§ **Exercise aim**:
In the entries that follow, find each line with the word "접지동대" and copy it.

------------------------------------

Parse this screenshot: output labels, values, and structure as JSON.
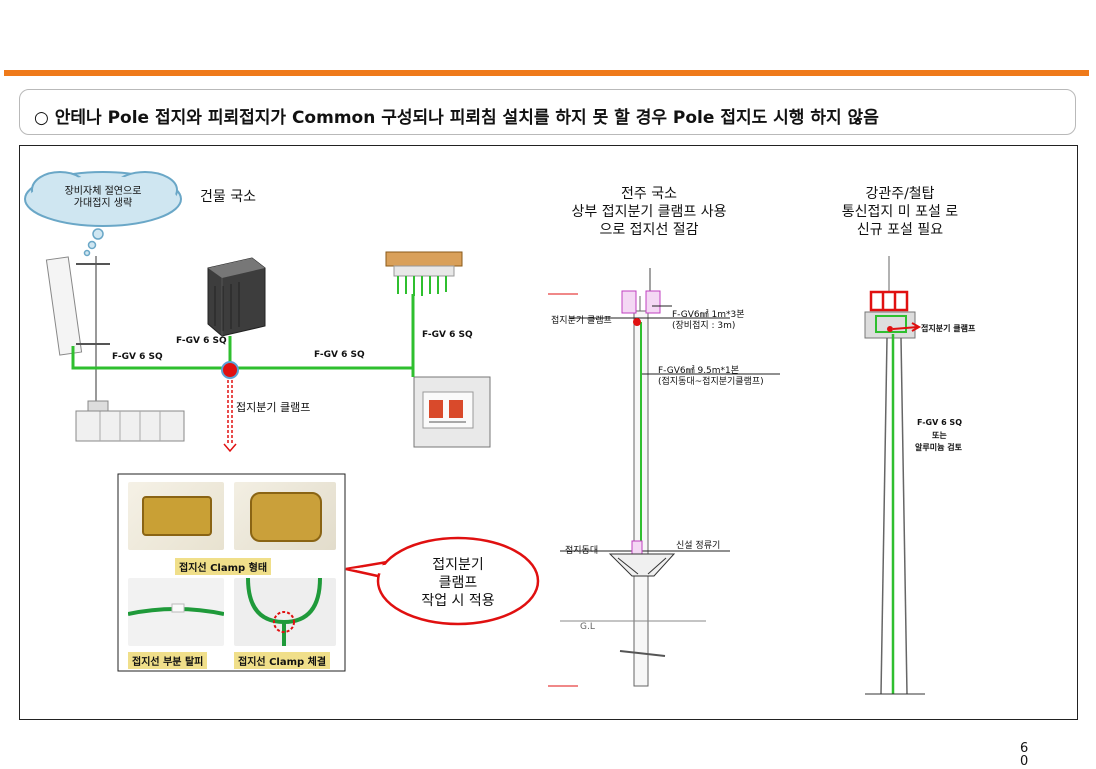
{
  "title": "○ 안테나 Pole 접지와 피뢰접지가 Common 구성되나 피뢰침 설치를 하지 못 할 경우 Pole 접지도 시행 하지 않음",
  "page_number": "60",
  "building": {
    "section_title": "건물 국소",
    "cloud_text": "장비자체 절연으로\n가대접지 생략",
    "wire_label_left": "F-GV  6 SQ",
    "wire_label_device": "F-GV  6 SQ",
    "wire_label_mid": "F-GV  6 SQ",
    "wire_label_right": "F-GV  6 SQ",
    "clamp_label": "접지분기 클램프"
  },
  "inset": {
    "caption_shape": "접지선 Clamp 형태",
    "caption_strip": "접지선 부분 탈피",
    "caption_fasten": "접지선 Clamp 체결"
  },
  "callout": "접지분기\n클램프\n작업 시 적용",
  "pole": {
    "section_title": "전주 국소\n상부 접지분기 클램프 사용\n으로 접지선 절감",
    "clamp_label": "접지분기 클램프",
    "wire_top_label": "F-GV6㎟ 1m*3본",
    "wire_top_sub": "(장비접지 : 3m)",
    "wire_mid_label": "F-GV6㎟ 9.5m*1본",
    "wire_mid_sub": "(접지동대~접지분기클램프)",
    "ground_bar_label": "접지동대",
    "arrester_label": "신설 정류기",
    "gl_label": "G.L"
  },
  "tower": {
    "section_title": "강관주/철탑\n통신접지 미 포설 로\n신규 포설 필요",
    "clamp_label": "접지분기 클램프",
    "wire_label": "F-GV  6 SQ",
    "wire_or": "또는",
    "wire_alt": "알루미늄 검토"
  },
  "colors": {
    "accent_orange": "#ef7a1a",
    "ground_wire_green": "#2fbf2f",
    "alert_red": "#e01010"
  }
}
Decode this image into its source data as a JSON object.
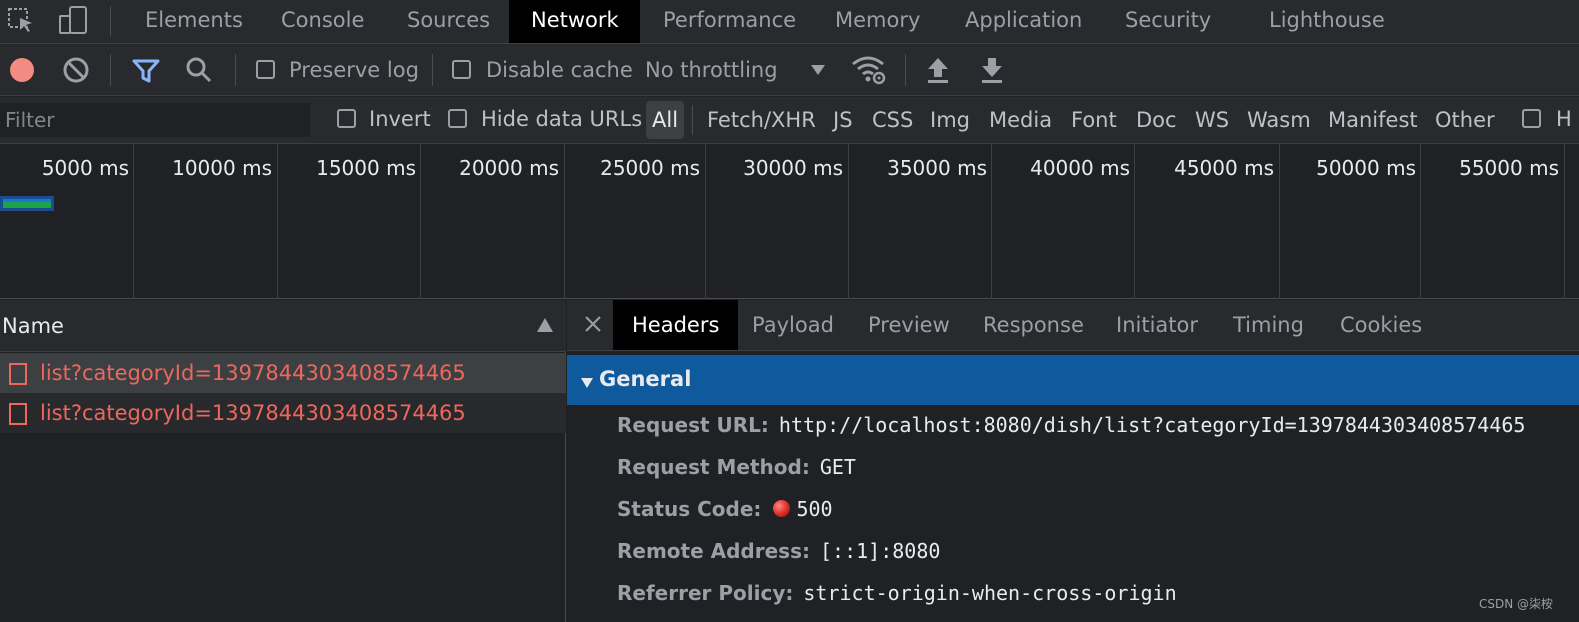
{
  "main_tabs": [
    {
      "label": "Elements"
    },
    {
      "label": "Console"
    },
    {
      "label": "Sources"
    },
    {
      "label": "Network"
    },
    {
      "label": "Performance"
    },
    {
      "label": "Memory"
    },
    {
      "label": "Application"
    },
    {
      "label": "Security"
    },
    {
      "label": "Lighthouse"
    }
  ],
  "active_tab": "Network",
  "toolbar": {
    "preserve_log": "Preserve log",
    "disable_cache": "Disable cache",
    "throttling": "No throttling"
  },
  "filter": {
    "placeholder": "Filter",
    "invert": "Invert",
    "hide_data_urls": "Hide data URLs",
    "types": [
      "All",
      "Fetch/XHR",
      "JS",
      "CSS",
      "Img",
      "Media",
      "Font",
      "Doc",
      "WS",
      "Wasm",
      "Manifest",
      "Other"
    ],
    "trailing": "H"
  },
  "overview": {
    "ticks": [
      "5000 ms",
      "10000 ms",
      "15000 ms",
      "20000 ms",
      "25000 ms",
      "30000 ms",
      "35000 ms",
      "40000 ms",
      "45000 ms",
      "50000 ms",
      "55000 ms"
    ]
  },
  "request_list": {
    "column_name": "Name",
    "rows": [
      {
        "name": "list?categoryId=1397844303408574465"
      },
      {
        "name": "list?categoryId=1397844303408574465"
      }
    ]
  },
  "details": {
    "tabs": [
      "Headers",
      "Payload",
      "Preview",
      "Response",
      "Initiator",
      "Timing",
      "Cookies"
    ],
    "active_tab": "Headers",
    "section_title": "General",
    "headers": [
      {
        "key": "Request URL:",
        "value": "http://localhost:8080/dish/list?categoryId=1397844303408574465"
      },
      {
        "key": "Request Method:",
        "value": "GET"
      },
      {
        "key": "Status Code:",
        "value": "500"
      },
      {
        "key": "Remote Address:",
        "value": "[::1]:8080"
      },
      {
        "key": "Referrer Policy:",
        "value": "strict-origin-when-cross-origin"
      }
    ]
  },
  "watermark": "CSDN @柒桉",
  "colors": {
    "record": "#f28b82",
    "error_text": "#ee675c",
    "section_bg": "#0e5a9c",
    "filter_icon": "#8ab4f8"
  }
}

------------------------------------

§ **Output**:
    "wire_mid_sub": "(접지동대~접지분기클램프)",
    "ground_bar_label": "접지동대",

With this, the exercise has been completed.